By mid November, the men and horses began to weaken, so the decision was taken to leave eight men behind at Weymouth Bay, while Kennedy and four others continued north. There were still several hundred miles to go to a rendezvous point with the ship Ariel, before any hope of a rescue was possible. Days after crossing the Pascoe River, when in the vicinity of Shelburne Bay, Costigan accidentally shot himself while tending his horse and could not continue, so Luff and Dunn were left behind to comfort him. They were never seen again. Kennedy and his aboriginal tracker Jackey Jackey pressed on towards Port Albany and the rendezvous, but they were closely followed by menacing natives. Near the banks of the Escape River, 20 miles from the tip of Cape York, Kennedy was speared several times and died in Jackey Jackey's arms. From existing reports it seems that Kennedy's death resulted from attacks that seem "not to have been directly provoked". After a feat of endurance of about ten days with no supplies, Jackey Jackey made it to the supply ship alone 23 December 1848.
Following directions from Jackey Jackey, the Ariel proceeded to Shelburne Bay, and sent a search party ashore. A few relics were found, but no sign of the three men. The ship continued to Weymouth Bay where William Carron and William Goddard were found to be the only survivors of the eight men left behind. The Ariel with its three surviving expeditioners returned to Sydney in May 1849.The former Electoral district of Kennedy in the Queensland Legislative Assembly and the Division of Kennedy in the Parliament of Australia are named after Kennedy.
Edmund Kennedy National Park - established 1977
The Moreton Bay Courier (31 March 1849) "The Late Mr. Kennedy's Expedition" Accessed 8 May 2010
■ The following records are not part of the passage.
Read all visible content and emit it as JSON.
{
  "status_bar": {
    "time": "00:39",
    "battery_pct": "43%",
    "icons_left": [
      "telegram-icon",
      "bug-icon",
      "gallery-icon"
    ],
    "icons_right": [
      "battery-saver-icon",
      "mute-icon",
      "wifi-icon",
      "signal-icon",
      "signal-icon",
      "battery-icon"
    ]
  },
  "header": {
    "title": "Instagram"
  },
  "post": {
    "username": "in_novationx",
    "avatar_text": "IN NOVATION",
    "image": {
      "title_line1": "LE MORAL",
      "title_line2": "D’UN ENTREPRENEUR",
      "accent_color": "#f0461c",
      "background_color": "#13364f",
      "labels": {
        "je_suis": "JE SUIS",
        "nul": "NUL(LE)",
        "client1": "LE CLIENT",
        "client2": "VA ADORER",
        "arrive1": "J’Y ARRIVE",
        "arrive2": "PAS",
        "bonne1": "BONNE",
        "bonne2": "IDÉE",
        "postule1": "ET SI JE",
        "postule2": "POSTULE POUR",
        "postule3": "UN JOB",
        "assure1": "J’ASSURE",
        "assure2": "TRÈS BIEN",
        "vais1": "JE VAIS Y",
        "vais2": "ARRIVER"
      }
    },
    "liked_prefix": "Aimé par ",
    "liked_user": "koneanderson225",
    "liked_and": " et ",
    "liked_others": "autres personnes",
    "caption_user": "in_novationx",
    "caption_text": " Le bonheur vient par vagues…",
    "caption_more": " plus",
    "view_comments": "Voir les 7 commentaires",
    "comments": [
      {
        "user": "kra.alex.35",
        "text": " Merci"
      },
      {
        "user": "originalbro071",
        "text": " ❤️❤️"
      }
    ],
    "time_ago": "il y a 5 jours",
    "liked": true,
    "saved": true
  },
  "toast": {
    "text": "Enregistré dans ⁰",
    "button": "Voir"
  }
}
The Sydney Morning Herald (1 October 1949) " Tree Marks A Tragedy And Solves A Mystery: Until this tree was discovered no evidence of the route taken by Edmund Kennedy on his expedition of 1848 had ever been found" Accessed 8 May 2010